1.) Simplicity. You don’t have to worry about complicated things like calendars or counting. Just start the stopwatch app on your phone and go.

2.) FREEDOM! For this month, at least, gone are the shackles to one section of the body. I can lift weights. Do cardio. Have a leg day, an arm day. Paint my face blue and pretend to charge an army–whatever. But I’ve pretty much decided that it’ll probably mostly be upper body stuff.

Shootin’ for an A on this one–or at least finishing it so that I have a 50% completion rate.

Mile 1443: So You’re Feeling Discouraged


“[guitar riff]”
–Muse, “Plug In Baby”

Miles Last Week: 50
Total Miles: 1443

It happens to everyone. You have a bad day (or week or month or whatever). Maybe you have a bad workout. Or your car dies while you’re driving eighty down the highway. Perhaps you think you might be recycling blog topics but are too lazy to look back through your archive. Or you’re not at San Diego Comic Con so you decide to coat everything you eat with cheese and dip it in ranch. You know, basic stuff.

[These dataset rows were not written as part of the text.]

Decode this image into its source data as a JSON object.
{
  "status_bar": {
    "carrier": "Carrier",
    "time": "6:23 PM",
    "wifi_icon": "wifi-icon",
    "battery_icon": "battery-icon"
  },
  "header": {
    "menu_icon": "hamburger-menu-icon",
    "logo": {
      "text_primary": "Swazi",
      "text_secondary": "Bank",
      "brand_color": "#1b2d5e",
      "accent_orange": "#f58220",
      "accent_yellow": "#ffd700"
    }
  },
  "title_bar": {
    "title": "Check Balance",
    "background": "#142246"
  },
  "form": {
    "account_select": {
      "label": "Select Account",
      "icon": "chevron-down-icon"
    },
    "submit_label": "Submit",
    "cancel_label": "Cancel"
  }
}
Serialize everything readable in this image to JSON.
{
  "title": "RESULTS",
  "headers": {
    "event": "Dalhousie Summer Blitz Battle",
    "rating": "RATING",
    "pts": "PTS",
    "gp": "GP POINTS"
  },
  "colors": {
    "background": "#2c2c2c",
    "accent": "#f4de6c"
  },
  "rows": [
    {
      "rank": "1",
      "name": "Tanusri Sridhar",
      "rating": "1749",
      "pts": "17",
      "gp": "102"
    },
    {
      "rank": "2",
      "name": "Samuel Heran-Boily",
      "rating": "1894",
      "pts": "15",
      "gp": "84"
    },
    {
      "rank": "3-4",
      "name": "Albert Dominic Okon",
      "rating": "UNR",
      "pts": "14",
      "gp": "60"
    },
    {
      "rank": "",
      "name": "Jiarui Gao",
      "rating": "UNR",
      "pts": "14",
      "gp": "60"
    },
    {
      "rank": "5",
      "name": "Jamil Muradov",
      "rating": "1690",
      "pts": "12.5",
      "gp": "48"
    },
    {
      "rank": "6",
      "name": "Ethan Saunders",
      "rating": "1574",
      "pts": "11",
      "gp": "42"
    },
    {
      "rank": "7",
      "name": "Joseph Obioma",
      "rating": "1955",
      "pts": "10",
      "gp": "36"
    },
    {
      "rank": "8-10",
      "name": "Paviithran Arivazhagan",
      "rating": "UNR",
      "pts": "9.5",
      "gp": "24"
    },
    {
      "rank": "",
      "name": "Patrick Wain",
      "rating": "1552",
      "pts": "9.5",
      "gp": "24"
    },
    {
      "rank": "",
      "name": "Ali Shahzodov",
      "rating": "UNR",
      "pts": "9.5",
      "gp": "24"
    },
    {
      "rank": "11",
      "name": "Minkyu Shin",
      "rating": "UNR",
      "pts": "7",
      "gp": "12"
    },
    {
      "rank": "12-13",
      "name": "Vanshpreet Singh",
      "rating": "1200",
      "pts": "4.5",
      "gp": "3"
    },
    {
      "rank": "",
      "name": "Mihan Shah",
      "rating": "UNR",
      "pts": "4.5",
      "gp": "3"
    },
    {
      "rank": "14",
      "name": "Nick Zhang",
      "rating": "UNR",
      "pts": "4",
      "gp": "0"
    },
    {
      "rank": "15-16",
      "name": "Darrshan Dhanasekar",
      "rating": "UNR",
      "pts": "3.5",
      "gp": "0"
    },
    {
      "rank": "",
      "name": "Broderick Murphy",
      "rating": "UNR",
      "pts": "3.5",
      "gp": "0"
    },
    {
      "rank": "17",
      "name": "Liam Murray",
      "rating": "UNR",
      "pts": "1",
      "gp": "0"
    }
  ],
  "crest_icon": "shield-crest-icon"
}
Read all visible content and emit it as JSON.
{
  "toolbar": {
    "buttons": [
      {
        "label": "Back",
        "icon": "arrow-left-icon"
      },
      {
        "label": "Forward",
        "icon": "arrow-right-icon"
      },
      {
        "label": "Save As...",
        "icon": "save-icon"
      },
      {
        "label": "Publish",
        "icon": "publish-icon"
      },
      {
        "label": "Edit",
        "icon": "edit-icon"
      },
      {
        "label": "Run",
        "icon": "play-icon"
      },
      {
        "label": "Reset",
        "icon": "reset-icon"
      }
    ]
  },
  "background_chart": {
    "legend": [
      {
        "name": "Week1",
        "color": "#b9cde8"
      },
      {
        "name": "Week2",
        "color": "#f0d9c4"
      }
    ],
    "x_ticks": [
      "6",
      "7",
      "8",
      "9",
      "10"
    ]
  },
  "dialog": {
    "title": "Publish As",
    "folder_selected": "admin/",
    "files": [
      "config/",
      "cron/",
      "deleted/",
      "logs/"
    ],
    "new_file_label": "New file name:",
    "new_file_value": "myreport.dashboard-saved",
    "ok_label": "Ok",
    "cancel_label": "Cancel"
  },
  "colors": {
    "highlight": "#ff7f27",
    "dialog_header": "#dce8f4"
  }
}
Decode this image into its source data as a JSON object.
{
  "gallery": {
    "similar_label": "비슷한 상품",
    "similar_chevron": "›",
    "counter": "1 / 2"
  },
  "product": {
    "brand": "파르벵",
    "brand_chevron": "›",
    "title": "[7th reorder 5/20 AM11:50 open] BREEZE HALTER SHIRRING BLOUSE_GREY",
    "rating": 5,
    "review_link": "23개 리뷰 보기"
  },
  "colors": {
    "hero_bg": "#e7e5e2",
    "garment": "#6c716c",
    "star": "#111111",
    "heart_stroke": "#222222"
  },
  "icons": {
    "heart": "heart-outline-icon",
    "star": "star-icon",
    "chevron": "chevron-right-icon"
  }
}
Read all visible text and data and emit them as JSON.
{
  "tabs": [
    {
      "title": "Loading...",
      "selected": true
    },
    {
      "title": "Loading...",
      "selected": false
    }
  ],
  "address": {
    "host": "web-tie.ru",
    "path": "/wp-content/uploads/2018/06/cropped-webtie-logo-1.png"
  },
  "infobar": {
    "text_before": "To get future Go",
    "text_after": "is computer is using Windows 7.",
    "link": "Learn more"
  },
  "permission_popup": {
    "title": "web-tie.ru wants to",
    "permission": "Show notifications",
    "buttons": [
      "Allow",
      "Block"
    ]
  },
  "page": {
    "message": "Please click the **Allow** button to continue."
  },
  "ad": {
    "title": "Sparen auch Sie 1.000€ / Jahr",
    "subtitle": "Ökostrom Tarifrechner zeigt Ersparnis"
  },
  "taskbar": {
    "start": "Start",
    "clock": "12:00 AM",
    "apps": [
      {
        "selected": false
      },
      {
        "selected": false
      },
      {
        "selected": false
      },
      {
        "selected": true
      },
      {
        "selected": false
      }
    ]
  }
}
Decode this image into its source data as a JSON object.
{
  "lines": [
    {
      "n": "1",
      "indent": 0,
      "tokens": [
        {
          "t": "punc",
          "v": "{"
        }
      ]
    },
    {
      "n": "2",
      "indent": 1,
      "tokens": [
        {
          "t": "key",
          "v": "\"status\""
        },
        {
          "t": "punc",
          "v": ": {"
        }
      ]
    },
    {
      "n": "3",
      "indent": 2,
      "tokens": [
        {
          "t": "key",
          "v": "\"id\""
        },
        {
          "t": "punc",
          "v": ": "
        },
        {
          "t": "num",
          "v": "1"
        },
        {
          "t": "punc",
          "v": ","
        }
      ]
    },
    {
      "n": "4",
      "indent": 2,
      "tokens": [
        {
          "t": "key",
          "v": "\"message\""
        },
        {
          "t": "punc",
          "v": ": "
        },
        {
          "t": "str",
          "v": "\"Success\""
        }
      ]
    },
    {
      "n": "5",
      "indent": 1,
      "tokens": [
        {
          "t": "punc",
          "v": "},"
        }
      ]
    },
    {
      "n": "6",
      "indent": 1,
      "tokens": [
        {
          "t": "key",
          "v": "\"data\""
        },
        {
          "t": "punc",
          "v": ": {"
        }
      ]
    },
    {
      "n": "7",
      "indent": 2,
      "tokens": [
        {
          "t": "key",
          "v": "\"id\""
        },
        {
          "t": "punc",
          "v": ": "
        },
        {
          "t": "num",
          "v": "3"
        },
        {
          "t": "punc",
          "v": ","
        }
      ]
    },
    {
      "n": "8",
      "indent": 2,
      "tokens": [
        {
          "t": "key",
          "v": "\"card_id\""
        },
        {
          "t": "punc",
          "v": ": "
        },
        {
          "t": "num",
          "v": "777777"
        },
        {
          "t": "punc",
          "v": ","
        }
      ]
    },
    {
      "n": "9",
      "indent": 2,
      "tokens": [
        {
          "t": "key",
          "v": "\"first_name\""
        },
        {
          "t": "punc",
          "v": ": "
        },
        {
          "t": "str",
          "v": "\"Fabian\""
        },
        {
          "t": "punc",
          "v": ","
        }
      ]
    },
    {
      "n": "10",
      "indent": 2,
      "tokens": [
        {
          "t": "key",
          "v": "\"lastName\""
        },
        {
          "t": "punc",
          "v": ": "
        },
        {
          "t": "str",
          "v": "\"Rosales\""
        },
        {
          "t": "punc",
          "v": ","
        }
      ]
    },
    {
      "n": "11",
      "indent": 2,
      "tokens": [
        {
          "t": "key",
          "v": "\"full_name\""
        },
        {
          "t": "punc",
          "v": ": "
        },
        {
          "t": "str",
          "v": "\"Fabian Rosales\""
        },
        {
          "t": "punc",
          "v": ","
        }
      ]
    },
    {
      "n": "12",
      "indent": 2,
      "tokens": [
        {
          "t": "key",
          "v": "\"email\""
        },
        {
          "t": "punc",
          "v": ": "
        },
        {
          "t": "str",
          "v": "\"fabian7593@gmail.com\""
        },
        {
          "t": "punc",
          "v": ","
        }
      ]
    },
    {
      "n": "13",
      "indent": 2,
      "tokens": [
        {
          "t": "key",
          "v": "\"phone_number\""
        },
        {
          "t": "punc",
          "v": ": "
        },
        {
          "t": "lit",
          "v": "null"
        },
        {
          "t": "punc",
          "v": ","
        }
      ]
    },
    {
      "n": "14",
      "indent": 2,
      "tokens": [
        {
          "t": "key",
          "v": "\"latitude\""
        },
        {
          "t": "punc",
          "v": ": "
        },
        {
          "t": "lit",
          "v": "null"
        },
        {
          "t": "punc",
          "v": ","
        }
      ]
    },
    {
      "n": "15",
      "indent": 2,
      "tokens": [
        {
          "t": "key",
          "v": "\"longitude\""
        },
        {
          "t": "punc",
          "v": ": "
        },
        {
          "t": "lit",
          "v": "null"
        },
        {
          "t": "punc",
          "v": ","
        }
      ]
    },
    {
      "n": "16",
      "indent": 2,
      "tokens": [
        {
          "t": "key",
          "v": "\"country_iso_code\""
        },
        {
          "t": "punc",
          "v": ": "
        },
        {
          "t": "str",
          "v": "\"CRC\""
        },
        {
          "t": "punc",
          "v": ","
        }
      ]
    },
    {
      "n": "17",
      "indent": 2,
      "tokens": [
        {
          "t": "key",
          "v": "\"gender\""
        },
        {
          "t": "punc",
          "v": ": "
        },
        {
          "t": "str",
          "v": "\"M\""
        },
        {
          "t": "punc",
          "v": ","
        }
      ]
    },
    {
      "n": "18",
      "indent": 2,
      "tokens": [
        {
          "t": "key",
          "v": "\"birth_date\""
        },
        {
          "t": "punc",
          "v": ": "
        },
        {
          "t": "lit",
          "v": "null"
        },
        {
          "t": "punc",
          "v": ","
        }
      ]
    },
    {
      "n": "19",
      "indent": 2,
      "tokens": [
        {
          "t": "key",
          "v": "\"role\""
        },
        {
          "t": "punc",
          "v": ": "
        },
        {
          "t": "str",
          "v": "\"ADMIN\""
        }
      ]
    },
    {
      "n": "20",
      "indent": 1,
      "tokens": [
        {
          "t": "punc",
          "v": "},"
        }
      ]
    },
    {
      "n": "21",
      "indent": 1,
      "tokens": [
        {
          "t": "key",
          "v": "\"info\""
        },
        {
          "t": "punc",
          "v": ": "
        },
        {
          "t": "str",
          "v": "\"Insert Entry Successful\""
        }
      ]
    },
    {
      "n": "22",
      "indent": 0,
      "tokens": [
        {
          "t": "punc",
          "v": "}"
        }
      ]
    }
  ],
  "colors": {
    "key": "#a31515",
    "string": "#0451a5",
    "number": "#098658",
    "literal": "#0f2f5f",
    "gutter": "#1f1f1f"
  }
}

For whatever reason, you fall into a rut. You feel down. You start to lose hope. It’s okay. Like I said, it happens to all of us.

There are lots of regular ways to try to pull yourself out of a funk (Think positive! Change your routine! Put a smile on your face!), but here are a few methods that are not so much in the ‘just be happy’ vein:

1.) Repress.
Just don’t think about it. Push any negativity down and deal with it in therapy in a decade or so, after it’s sent you into an emotional tailspin. When all else fails, procrastinate.

2.) Vent.
Okay, repression probably isn’t the most effective way to process your feelings. Have a good venting session with a sympathetic friend. Ice cream in the flavor of “stereotype” is optional.

3.) Drink more water.
As far as I know, there’s no scientific evidence that drinking more water will help your mood, but your increased trips to the bathroom will surely distract you from little things like emotions.

4.) Make something.
Write. Knit. Photograph. Paint. Construct. Nothing banishes discouragement like creativity.

5.) Take a nap.
Maybe you’re not discouraged. Maybe you’re just tired. Have a siesta.

6.) Have a cupcake. It won’t kill you.
Unless it will–in which case, don’t.

7.) Look at GIFs of British dudes.
I’m just saying…it makes me feel better.


Tom Hiddleston’s famous snake hips. Source

Yes, there are lots of ways to feel better pull yourself out of a rut. However, it is important to remember that “looking at Comic Con tweets and pictures” is not on the list. That will just make you sad that you missed it again.

Oh, look–Cumberbatch.


Mile 1393: The Plight of the Uncoordinated


“Tighten up on your reigns.
You’re running wild, running wild. It’s true.”
–The Black Keys, “Tighten Up”

Miles Last Week: 57
Total Miles: 1393

Can someone please explain to me how to do a proper squat without falling over?

For a couple of days over the last week, I’ve replaced lunges with squats to add some variety (ahem, to save time) during the booty challenge.

I’m familiar with the concept of the proper squat: back straight, thighs parallel with the floor, and knees not to extend over your toes. I just can’t seem to do all of this at the same time.


But really, how is she not falling backward? Source

But really, how is she not falling backward?

If I keep my thighs parallel with the floor, my knees extend over my toes. If I keep my back straight, my thighs don’t stay parallel to the floor. If I keep my knees from extending over my toes, nothing does what it’s supposed to.

It’s like workout whack-a-mole.

Doing lunges is even worse. I look like someone trying to fake her way through a sobriety test in the wee hours of a stereotypical New Year’s morning.

Such is the lot in life for the massively uncoordinated. Normally, I’d just shrug and accept that I would never do squats or lunges perfectly,  and would your knees extending over your toes be the worst thing to happen, anyway?

But form is important–so is not falling over. After all, if you don’t do exercises correctly, you can hurt yourself. No one wants that. Sometimes you just have to suck it up (or in, as it were) and do it til you get it right.

It’s probably a core thing, right? It seems like it might be a core thing. Pretty much everything is a core thing.

Don’t make me go back to planking. I won’t do it.